[SUPPLIED DATA — start]

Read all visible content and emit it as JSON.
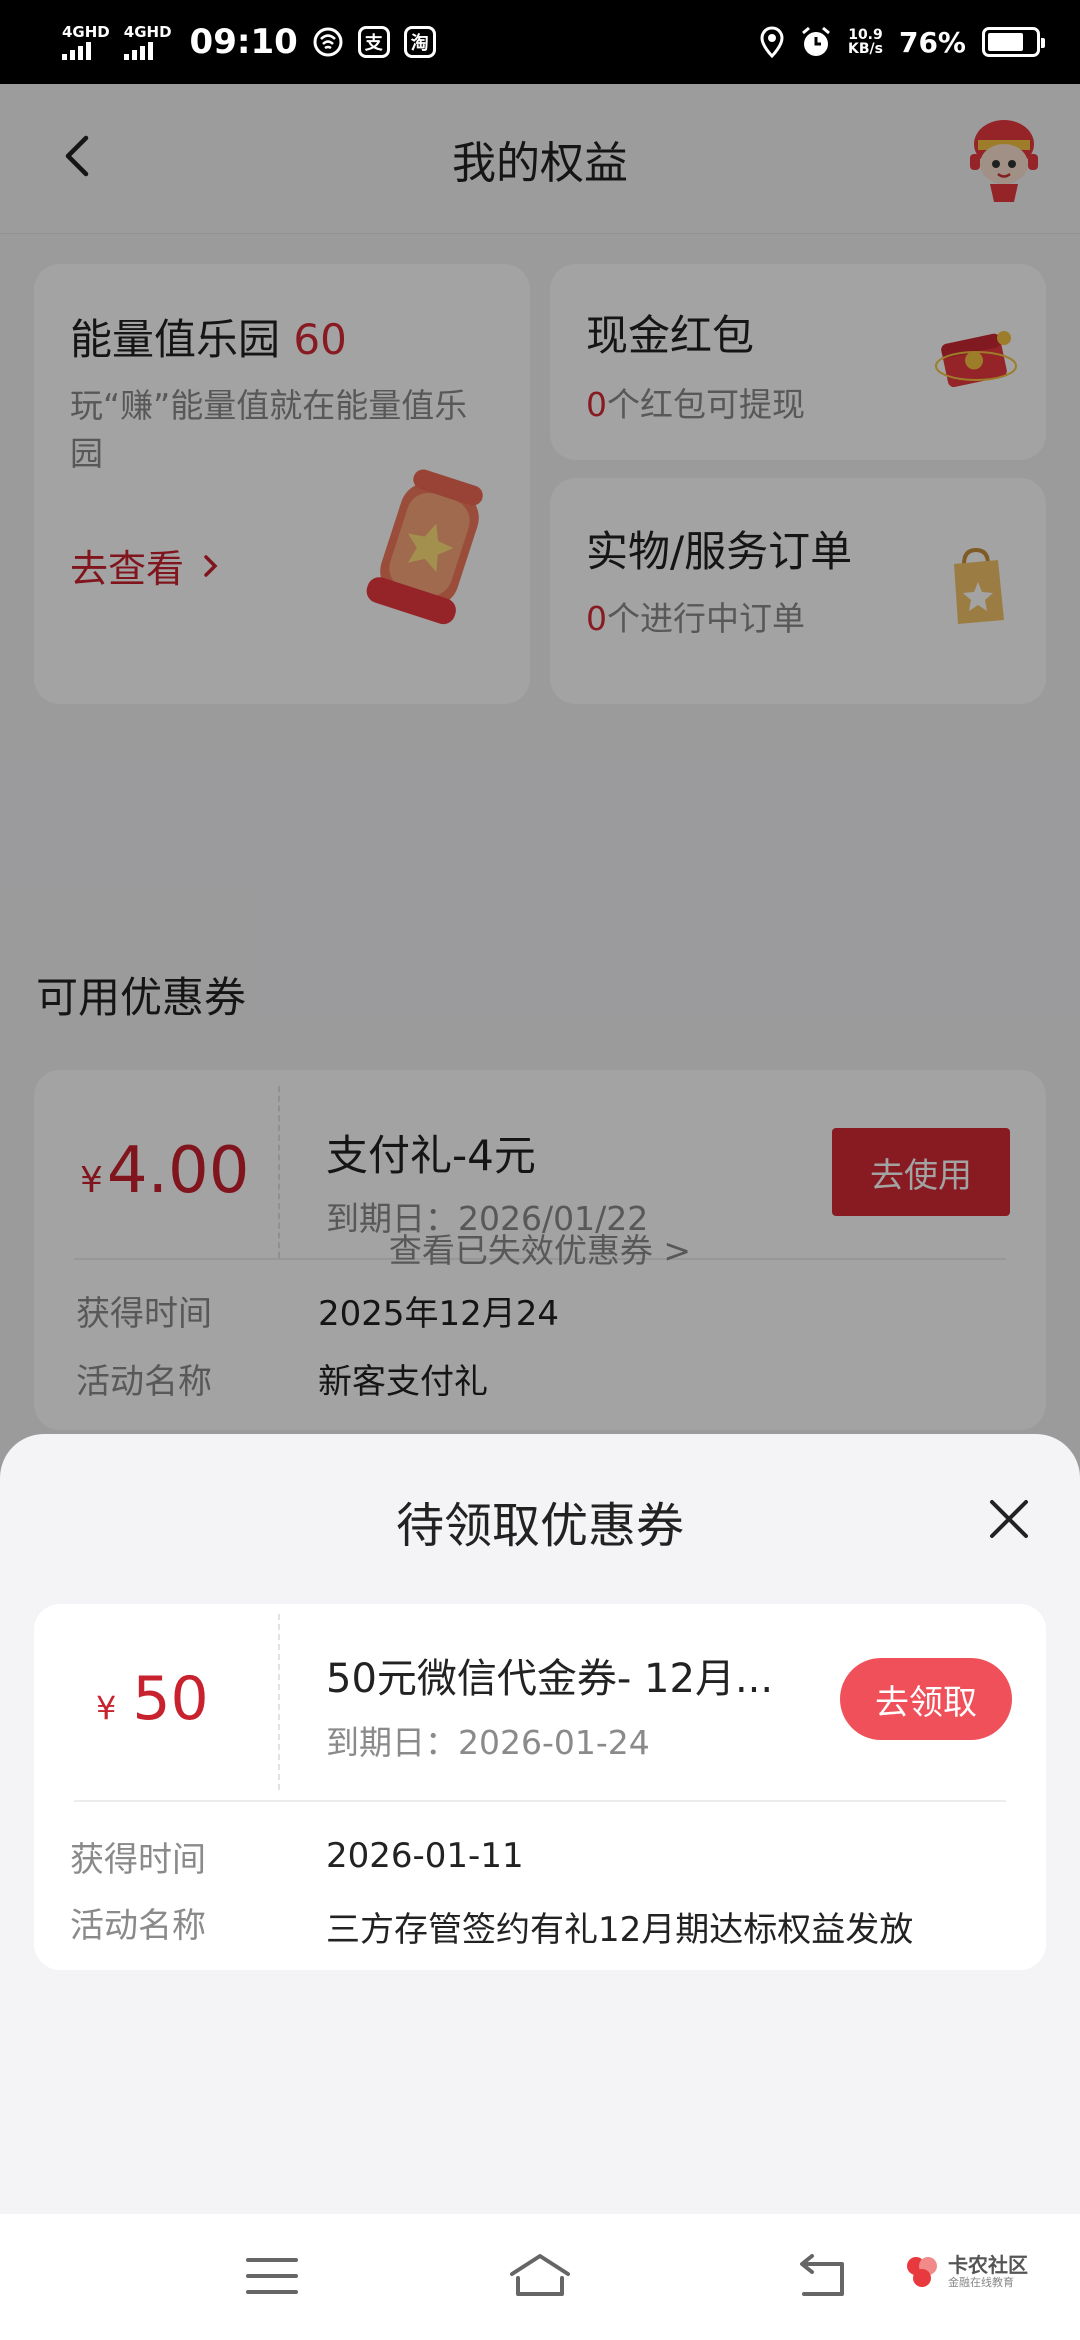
{
  "status_bar": {
    "network_1": "4GHD",
    "network_2": "4GHD",
    "time": "09:10",
    "app_icon_alipay": "支",
    "app_icon_taobao": "淘",
    "net_speed_value": "10.9",
    "net_speed_unit": "KB/s",
    "battery_text": "76%",
    "battery_level": 0.76
  },
  "header": {
    "title": "我的权益"
  },
  "energy_card": {
    "title": "能量值乐园",
    "value": "60",
    "description": "玩“赚”能量值就在能量值乐园",
    "link": "去查看"
  },
  "cash_card": {
    "title": "现金红包",
    "count": "0",
    "suffix": "个红包可提现"
  },
  "order_card": {
    "title": "实物/服务订单",
    "count": "0",
    "suffix": "个进行中订单"
  },
  "available_coupons": {
    "section_title": "可用优惠券",
    "coupon": {
      "currency": "¥",
      "amount": "4.00",
      "name": "支付礼-4元",
      "expiry": "到期日：2026/01/22",
      "button": "去使用",
      "acquired_label": "获得时间",
      "acquired_value": "2025年12月24",
      "activity_label": "活动名称",
      "activity_value": "新客支付礼"
    },
    "expired_link": "查看已失效优惠券 >"
  },
  "pending_sheet": {
    "title": "待领取优惠券",
    "coupon": {
      "currency": "¥",
      "amount": "50",
      "name": "50元微信代金券- 12月...",
      "expiry": "到期日：2026-01-24",
      "button": "去领取",
      "acquired_label": "获得时间",
      "acquired_value": "2026-01-11",
      "activity_label": "活动名称",
      "activity_value": "三方存管签约有礼12月期达标权益发放"
    }
  },
  "watermark": {
    "main": "卡农社区",
    "sub": "金融在线教育"
  },
  "colors": {
    "accent_red": "#d52b36",
    "claim_red": "#f0505a"
  }
}
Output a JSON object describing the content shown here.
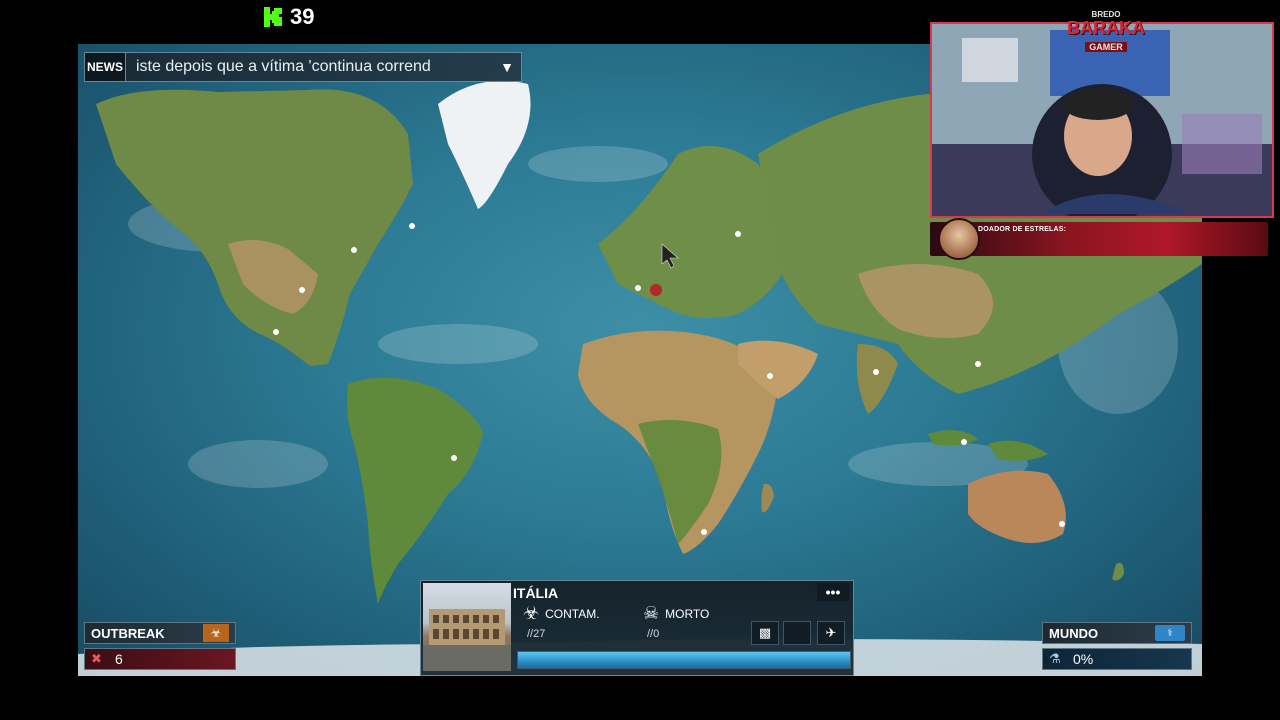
{
  "stream": {
    "viewer_count": "39",
    "brand": {
      "sub": "BREDO",
      "main": "BARAKA",
      "tag": "GAMER"
    },
    "donor_label": "DOADOR DE ESTRELAS:"
  },
  "news": {
    "label": "NEWS",
    "text": "iste depois que a vítima 'continua corrend"
  },
  "outbreak": {
    "title": "OUTBREAK",
    "value": "6"
  },
  "world": {
    "title": "MUNDO",
    "value": "0%"
  },
  "country": {
    "name": "ITÁLIA",
    "infected_label": "CONTAM.",
    "infected_count": "//27",
    "dead_label": "MORTO",
    "dead_count": "//0",
    "more_label": "•••",
    "infection_progress": 1.0
  },
  "colors": {
    "accent_red": "#d63a4e",
    "progress_blue": "#2b8fc4",
    "outbreak_orange": "#b6651a"
  }
}
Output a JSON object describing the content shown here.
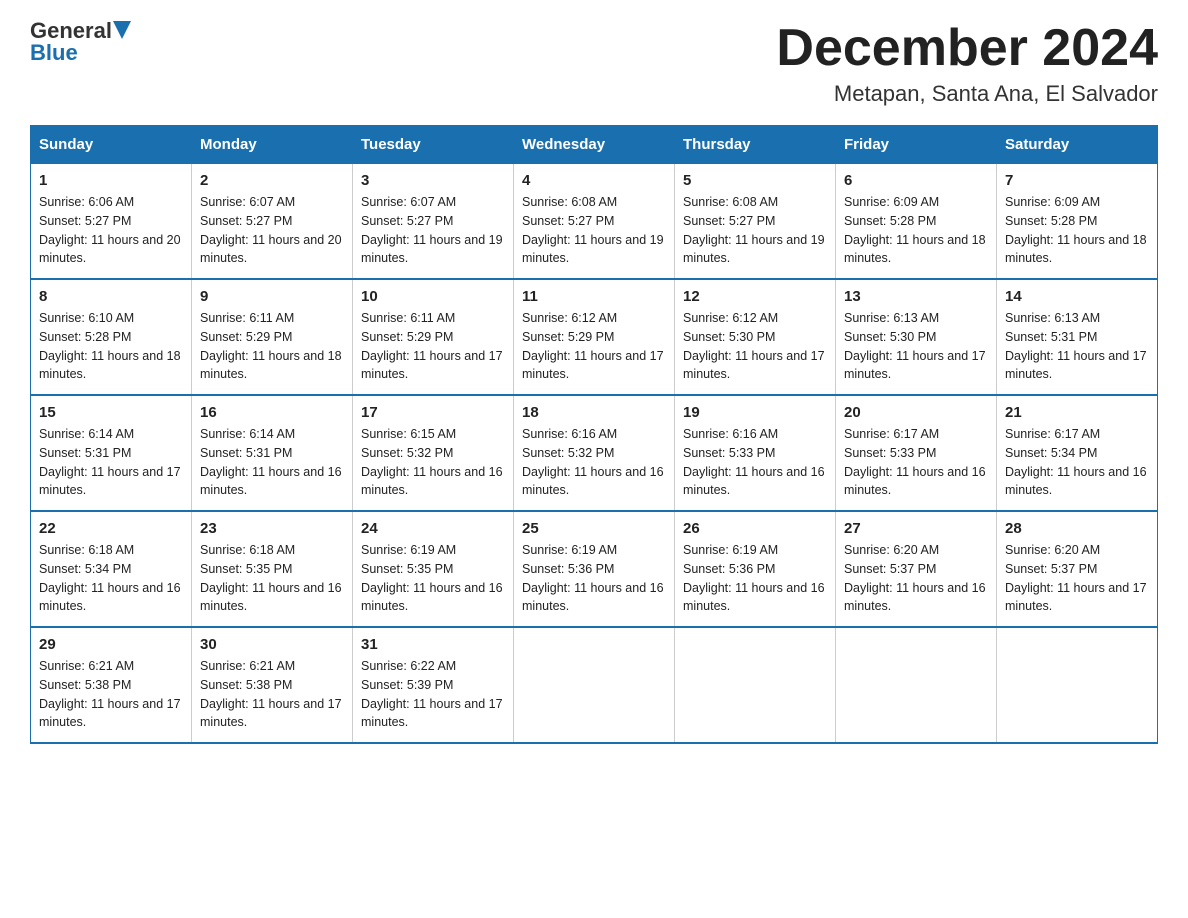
{
  "logo": {
    "general": "General",
    "blue": "Blue"
  },
  "header": {
    "month": "December 2024",
    "location": "Metapan, Santa Ana, El Salvador"
  },
  "days_of_week": [
    "Sunday",
    "Monday",
    "Tuesday",
    "Wednesday",
    "Thursday",
    "Friday",
    "Saturday"
  ],
  "weeks": [
    [
      {
        "day": "1",
        "sunrise": "6:06 AM",
        "sunset": "5:27 PM",
        "daylight": "11 hours and 20 minutes."
      },
      {
        "day": "2",
        "sunrise": "6:07 AM",
        "sunset": "5:27 PM",
        "daylight": "11 hours and 20 minutes."
      },
      {
        "day": "3",
        "sunrise": "6:07 AM",
        "sunset": "5:27 PM",
        "daylight": "11 hours and 19 minutes."
      },
      {
        "day": "4",
        "sunrise": "6:08 AM",
        "sunset": "5:27 PM",
        "daylight": "11 hours and 19 minutes."
      },
      {
        "day": "5",
        "sunrise": "6:08 AM",
        "sunset": "5:27 PM",
        "daylight": "11 hours and 19 minutes."
      },
      {
        "day": "6",
        "sunrise": "6:09 AM",
        "sunset": "5:28 PM",
        "daylight": "11 hours and 18 minutes."
      },
      {
        "day": "7",
        "sunrise": "6:09 AM",
        "sunset": "5:28 PM",
        "daylight": "11 hours and 18 minutes."
      }
    ],
    [
      {
        "day": "8",
        "sunrise": "6:10 AM",
        "sunset": "5:28 PM",
        "daylight": "11 hours and 18 minutes."
      },
      {
        "day": "9",
        "sunrise": "6:11 AM",
        "sunset": "5:29 PM",
        "daylight": "11 hours and 18 minutes."
      },
      {
        "day": "10",
        "sunrise": "6:11 AM",
        "sunset": "5:29 PM",
        "daylight": "11 hours and 17 minutes."
      },
      {
        "day": "11",
        "sunrise": "6:12 AM",
        "sunset": "5:29 PM",
        "daylight": "11 hours and 17 minutes."
      },
      {
        "day": "12",
        "sunrise": "6:12 AM",
        "sunset": "5:30 PM",
        "daylight": "11 hours and 17 minutes."
      },
      {
        "day": "13",
        "sunrise": "6:13 AM",
        "sunset": "5:30 PM",
        "daylight": "11 hours and 17 minutes."
      },
      {
        "day": "14",
        "sunrise": "6:13 AM",
        "sunset": "5:31 PM",
        "daylight": "11 hours and 17 minutes."
      }
    ],
    [
      {
        "day": "15",
        "sunrise": "6:14 AM",
        "sunset": "5:31 PM",
        "daylight": "11 hours and 17 minutes."
      },
      {
        "day": "16",
        "sunrise": "6:14 AM",
        "sunset": "5:31 PM",
        "daylight": "11 hours and 16 minutes."
      },
      {
        "day": "17",
        "sunrise": "6:15 AM",
        "sunset": "5:32 PM",
        "daylight": "11 hours and 16 minutes."
      },
      {
        "day": "18",
        "sunrise": "6:16 AM",
        "sunset": "5:32 PM",
        "daylight": "11 hours and 16 minutes."
      },
      {
        "day": "19",
        "sunrise": "6:16 AM",
        "sunset": "5:33 PM",
        "daylight": "11 hours and 16 minutes."
      },
      {
        "day": "20",
        "sunrise": "6:17 AM",
        "sunset": "5:33 PM",
        "daylight": "11 hours and 16 minutes."
      },
      {
        "day": "21",
        "sunrise": "6:17 AM",
        "sunset": "5:34 PM",
        "daylight": "11 hours and 16 minutes."
      }
    ],
    [
      {
        "day": "22",
        "sunrise": "6:18 AM",
        "sunset": "5:34 PM",
        "daylight": "11 hours and 16 minutes."
      },
      {
        "day": "23",
        "sunrise": "6:18 AM",
        "sunset": "5:35 PM",
        "daylight": "11 hours and 16 minutes."
      },
      {
        "day": "24",
        "sunrise": "6:19 AM",
        "sunset": "5:35 PM",
        "daylight": "11 hours and 16 minutes."
      },
      {
        "day": "25",
        "sunrise": "6:19 AM",
        "sunset": "5:36 PM",
        "daylight": "11 hours and 16 minutes."
      },
      {
        "day": "26",
        "sunrise": "6:19 AM",
        "sunset": "5:36 PM",
        "daylight": "11 hours and 16 minutes."
      },
      {
        "day": "27",
        "sunrise": "6:20 AM",
        "sunset": "5:37 PM",
        "daylight": "11 hours and 16 minutes."
      },
      {
        "day": "28",
        "sunrise": "6:20 AM",
        "sunset": "5:37 PM",
        "daylight": "11 hours and 17 minutes."
      }
    ],
    [
      {
        "day": "29",
        "sunrise": "6:21 AM",
        "sunset": "5:38 PM",
        "daylight": "11 hours and 17 minutes."
      },
      {
        "day": "30",
        "sunrise": "6:21 AM",
        "sunset": "5:38 PM",
        "daylight": "11 hours and 17 minutes."
      },
      {
        "day": "31",
        "sunrise": "6:22 AM",
        "sunset": "5:39 PM",
        "daylight": "11 hours and 17 minutes."
      },
      null,
      null,
      null,
      null
    ]
  ],
  "labels": {
    "sunrise": "Sunrise:",
    "sunset": "Sunset:",
    "daylight": "Daylight:"
  }
}
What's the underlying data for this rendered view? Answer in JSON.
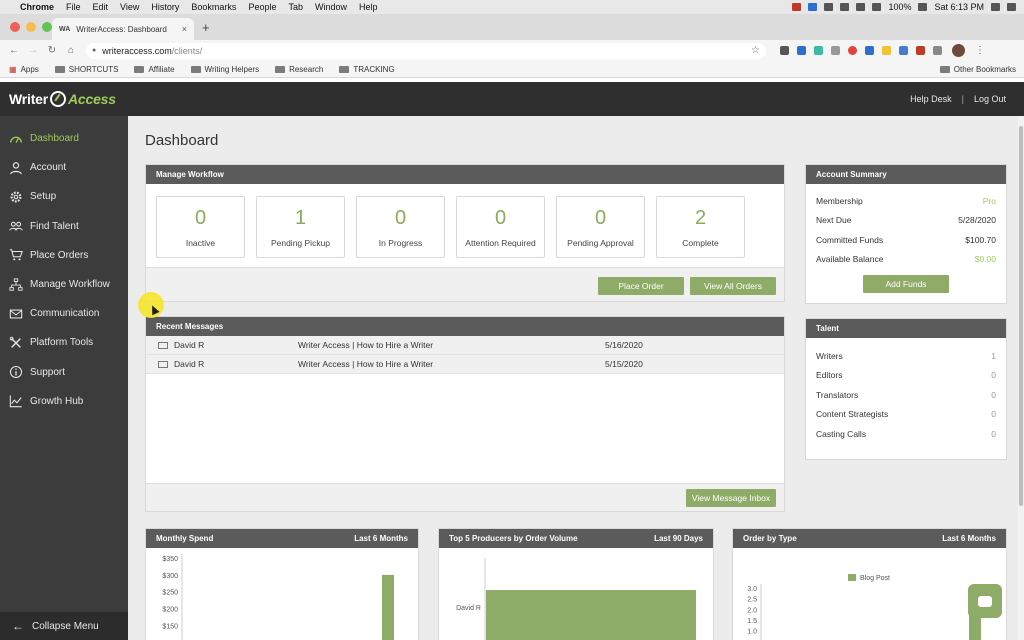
{
  "mac_menu": {
    "app": "Chrome",
    "items": [
      "File",
      "Edit",
      "View",
      "History",
      "Bookmarks",
      "People",
      "Tab",
      "Window",
      "Help"
    ],
    "battery": "100%",
    "clock": "Sat 6:13 PM"
  },
  "browser": {
    "tab_title": "WriterAccess: Dashboard",
    "tab_favicon": "WA",
    "url_host": "writeraccess.com",
    "url_path": "/clients/",
    "bookmarks": [
      "Apps",
      "SHORTCUTS",
      "Affiliate",
      "Writing Helpers",
      "Research",
      "TRACKING"
    ],
    "other_bookmarks": "Other Bookmarks"
  },
  "header": {
    "logo_left": "Writer",
    "logo_right": "Access",
    "help_desk": "Help Desk",
    "separator": "|",
    "logout": "Log Out"
  },
  "sidebar": {
    "items": [
      {
        "label": "Dashboard",
        "icon": "dashboard-icon"
      },
      {
        "label": "Account",
        "icon": "user-icon"
      },
      {
        "label": "Setup",
        "icon": "gear-icon"
      },
      {
        "label": "Find Talent",
        "icon": "users-icon"
      },
      {
        "label": "Place Orders",
        "icon": "cart-icon"
      },
      {
        "label": "Manage Workflow",
        "icon": "sitemap-icon"
      },
      {
        "label": "Communication",
        "icon": "envelope-icon"
      },
      {
        "label": "Platform Tools",
        "icon": "tools-icon"
      },
      {
        "label": "Support",
        "icon": "info-icon"
      },
      {
        "label": "Growth Hub",
        "icon": "chart-line-icon"
      }
    ],
    "collapse": "Collapse Menu"
  },
  "page": {
    "title": "Dashboard"
  },
  "workflow": {
    "title": "Manage Workflow",
    "stats": [
      {
        "value": "0",
        "label": "Inactive"
      },
      {
        "value": "1",
        "label": "Pending Pickup"
      },
      {
        "value": "0",
        "label": "In Progress"
      },
      {
        "value": "0",
        "label": "Attention Required"
      },
      {
        "value": "0",
        "label": "Pending Approval"
      },
      {
        "value": "2",
        "label": "Complete"
      }
    ],
    "place_order": "Place Order",
    "view_all": "View All Orders"
  },
  "messages": {
    "title": "Recent Messages",
    "rows": [
      {
        "from": "David R",
        "subject": "Writer Access | How to Hire a Writer",
        "date": "5/16/2020"
      },
      {
        "from": "David R",
        "subject": "Writer Access | How to Hire a Writer",
        "date": "5/15/2020"
      }
    ],
    "inbox_button": "View Message Inbox"
  },
  "account_summary": {
    "title": "Account Summary",
    "rows": [
      {
        "key": "Membership",
        "value": "Pro"
      },
      {
        "key": "Next Due",
        "value": "5/28/2020"
      },
      {
        "key": "Committed Funds",
        "value": "$100.70"
      },
      {
        "key": "Available Balance",
        "value": "$0.00"
      }
    ],
    "add_funds": "Add Funds"
  },
  "talent": {
    "title": "Talent",
    "rows": [
      {
        "key": "Writers",
        "value": "1"
      },
      {
        "key": "Editors",
        "value": "0"
      },
      {
        "key": "Translators",
        "value": "0"
      },
      {
        "key": "Content Strategists",
        "value": "0"
      },
      {
        "key": "Casting Calls",
        "value": "0"
      }
    ]
  },
  "charts": {
    "monthly_spend": {
      "title": "Monthly Spend",
      "range": "Last 6 Months"
    },
    "top_producers": {
      "title": "Top 5 Producers by Order Volume",
      "range": "Last 90 Days"
    },
    "order_by_type": {
      "title": "Order by Type",
      "range": "Last 6 Months"
    }
  },
  "chart_data": [
    {
      "type": "bar",
      "title": "Monthly Spend",
      "subtitle": "Last 6 Months",
      "ylim": [
        0,
        350
      ],
      "y_ticks": [
        "$350",
        "$300",
        "$250",
        "$200",
        "$150",
        "$100"
      ],
      "values": [
        300
      ],
      "grid": false
    },
    {
      "type": "bar",
      "title": "Top 5 Producers by Order Volume",
      "subtitle": "Last 90 Days",
      "orientation": "horizontal",
      "categories": [
        "David R"
      ],
      "values": [
        2
      ]
    },
    {
      "type": "bar",
      "title": "Order by Type",
      "subtitle": "Last 6 Months",
      "ylim": [
        0,
        3.0
      ],
      "y_ticks": [
        "3.0",
        "2.5",
        "2.0",
        "1.5",
        "1.0"
      ],
      "series": [
        {
          "name": "Blog Post",
          "values": [
            2
          ]
        }
      ],
      "legend": "top-center"
    }
  ],
  "colors": {
    "accent_green": "#8eab68",
    "logo_green": "#9fcb5a",
    "header_dark": "#2e2f2e",
    "sidebar": "#3b3c3b"
  }
}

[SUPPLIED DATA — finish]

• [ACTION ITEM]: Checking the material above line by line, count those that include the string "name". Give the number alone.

• [ANSWER]: 4